One of the richest countries worldwide, Luxembourg is a popular choice for companies with a global payroll seeking to expand operations. Nestled in the heart of Europe between Belgium, Germany, and France, the nation’s five million-plus citizens all generally speak French, German, and English, providing companies with a versatile, skilled, and well-educated workforce.
Officially known as The Grand Duchy of Luxembourg, the country’s capital city of Luxembourg City is one of the EU’s three official capitals. In recent years, Luxembourg has evolved into a fast-growing financial capital under the OECD umbrella. Indeed, in the new post-Brexit Europe, Luxembourg is proving to be an attractive alternative for UK-based, international banks and is widely seen as a wealthy Euro haven and an international financial center, Besides financial organizations, Luxembourg attracts companies working in energy, shipping, biotechnology and logistics. Benefits for these companies include a relatively low corporate tax rate, a stable political scene, a desirable Central European location, and an emerging understanding of work-life balance.

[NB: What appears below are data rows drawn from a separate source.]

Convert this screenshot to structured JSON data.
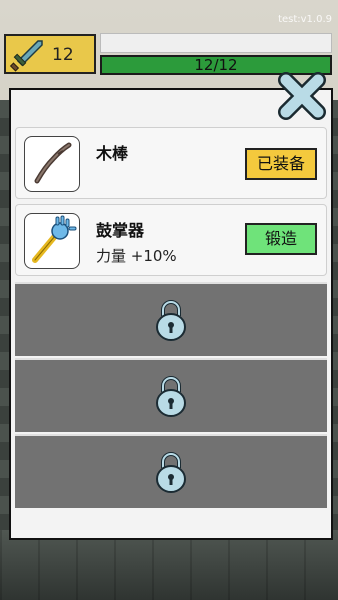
{
  "version": "test:v1.0.9",
  "player": {
    "level": "12"
  },
  "hp": {
    "text": "12/12",
    "fraction": 1.0
  },
  "panel": {
    "slots": [
      {
        "name": "木棒",
        "stat": "",
        "button": "已装备",
        "state": "equipped",
        "icon": "wooden-stick-icon"
      },
      {
        "name": "鼓掌器",
        "stat": "力量 +10%",
        "button": "锻造",
        "state": "forge",
        "icon": "clapper-hand-icon"
      }
    ],
    "locked_slots": 3
  },
  "colors": {
    "equipped_button": "#f4c93d",
    "forge_button": "#6fe37a",
    "hp_bar": "#2c9b3b",
    "level_badge": "#e9c84a",
    "lock_icon": "#b9dbe6"
  }
}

To set up or expand operations in Luxembourg, companies must first register with either the Minister of Finance, for banking and financial services firms, or the Inspectorat of Labour & Mines (ITM) for other types of businesses. These businesses must receive a business permit (autorisation d'établissement or autorisation de commerce) from Luxembourg social security authorities to commence operations.
Company executives can set up either resident or non-resident bank accounts in their name, along with social security identification, proof of work status, and payroll forms. These steps should be completed within eight days of arrival in Luxembourg. Due to the strict requirements, it can be helpful for global companies to outsource a global payroll provider for assistance with Luxembourg’s payroll regulations and employee payment processes.

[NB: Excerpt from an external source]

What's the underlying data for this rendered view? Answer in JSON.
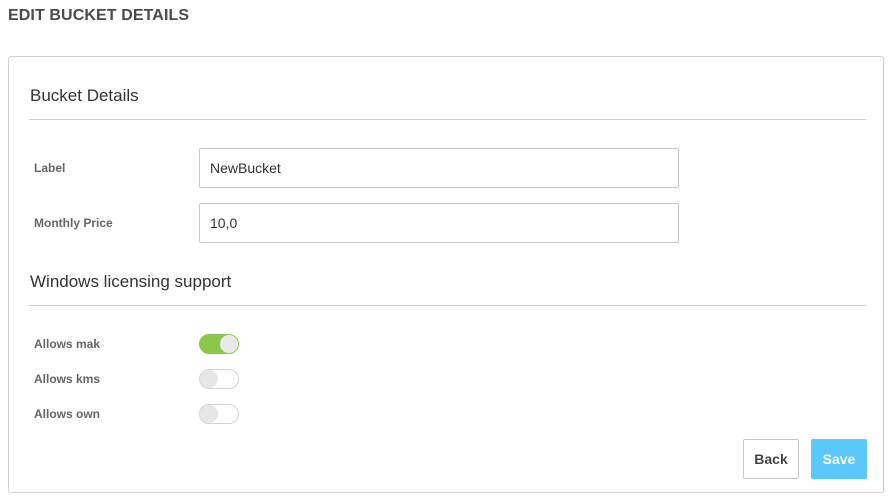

Employment Law & Employee Rights
Workers in Luxembourg are well-protected under current employment laws, with employees receiving extensive protections around job hours, payments, and job stability. These employment protections are explained in detail on the Chamber of Salaries website. Employers in Luxembourg must announce a job vacancy to the National Employment Administration prior to soliciting a candidate or offering a contract. Foreign workers coming from other countries can choose to work under Luxembourg’s laws or their own country’s employment laws, whichever is more favorable to the worker. The general work week in Luxembourg is 8 hours a day, Monday to Friday, with an hour break for lunch. The work week is generally limited to 40 hours.

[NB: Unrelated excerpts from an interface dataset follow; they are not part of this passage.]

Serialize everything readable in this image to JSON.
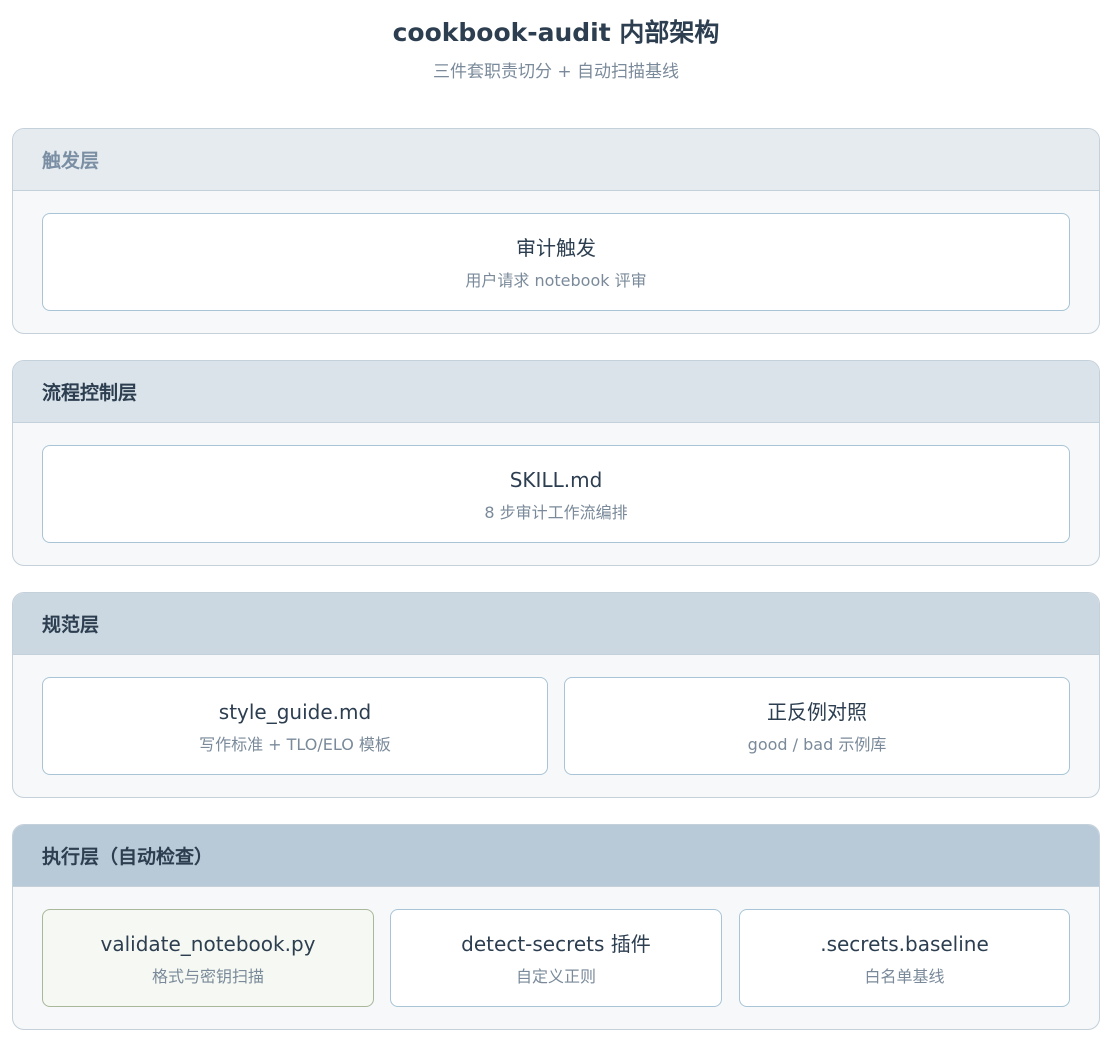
{
  "title": "cookbook-audit 内部架构",
  "subtitle": "三件套职责切分 + 自动扫描基线",
  "layers": [
    {
      "label": "触发层",
      "header_bg": "#e6ebf0",
      "header_color": "#7a8fa3",
      "nodes": [
        {
          "title": "审计触发",
          "sub": "用户请求 notebook 评审"
        }
      ]
    },
    {
      "label": "流程控制层",
      "header_bg": "#dae3ea",
      "header_color": "#2c3e50",
      "nodes": [
        {
          "title": "SKILL.md",
          "sub": "8 步审计工作流编排"
        }
      ]
    },
    {
      "label": "规范层",
      "header_bg": "#ccd8e1",
      "header_color": "#2c3e50",
      "nodes": [
        {
          "title": "style_guide.md",
          "sub": "写作标准 + TLO/ELO 模板"
        },
        {
          "title": "正反例对照",
          "sub": "good / bad 示例库"
        }
      ]
    },
    {
      "label": "执行层（自动检查）",
      "header_bg": "#b8cad7",
      "header_color": "#2c3e50",
      "nodes": [
        {
          "title": "validate_notebook.py",
          "sub": "格式与密钥扫描"
        },
        {
          "title": "detect-secrets 插件",
          "sub": "自定义正则"
        },
        {
          "title": ".secrets.baseline",
          "sub": "白名单基线"
        }
      ]
    }
  ]
}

Compensation & Severance
Luxembourg increased its minimum wage by 2.5% from the start of 2017, making the current monthly minimum wage €2.398,30 ($2,869, £2,178) for qualified employees and €1.998,59($2,391, £1,815) for unqualified adult workers.
Compensation details for foreign workers in Luxembourg can involve costs for employee relocation, home rent and utilities, school fees, annual home leave, ongoing expenses, and tax equalization. Companies are eligible for tax exemptions from the Luxembourg government on this form of compensation for an international payroll.
Tax Requirements & Withholding
Luxembourg is pro-trade on taxes for resident and non-resident companies, and operates on the principle of territoriality for tax withholdings. A company headquartered or registered in Luxembourg is taxed on its worldwide income, while non-resident companies are taxed only on their local income in Luxembourg. Global companies operating in the country pay about 21% corporate tax rate. Recent government agreements will reduce this to about 18% by 2018.
Foreign companies in Luxembourg should register their company and employees with the Luxembourg social security administration. Withholding tax can go up to 40%, depending on the employee’s marriage and family status. Company contributions to social security are set at 11%, while employee contributions range from 12% to nearly 15%, depending on salary levels.
Time Off & Paid Leave
Luxembourg employees receive 10 public holidays on the country’s calendar. In addition, salaried workers are entitled to up to 25 paid vacation days per year. Workers can take time off for sickness or injury by informing the employer verbally or with a written note, and supplying a medical note about the worker’s condition. If the employee follows these formal steps and stays out on sick leave indefinitely, he or she is protected by Luxembourg’s laws and cannot be dismissed for a length of 26 weeks after the sickness or injury. New mothers benefit from paid maternity leave of 16-20 weeks. If both parents are working, they are eligible for either six months of full-time parental leave or one year of part-time parental leave.
As a post-Brexit world comes into effect, Luxembourg is bound to see an increase in the number of global companies setting up operations within its borders. To ease concerns for compliance with Luxembourg’s employment laws, these firms may do well to seek help from a global payroll solution provider.
|Date||Luxembourg's Public Holiday Schedule|
|January 1st||New Year's Day|
|Monday after Easter Sunday||Easter Monday|
|May 1st||Labor Day|
|40 Days after Easter||Ascension Day|
|7th Monday after Easter||Whit Monday|
|June 23rd||Grand Duke's Official Birthday|
|August 15th||Assumption of Mary|
|November 1st||All Saint's Day|
|December 25th||Christmas Day|
|December 26th||St. Stephen's Day|
This article is for informational purposes only and not intended to convey or constitute legal or any other advice. It is not a substitute for advice from a qualified professional.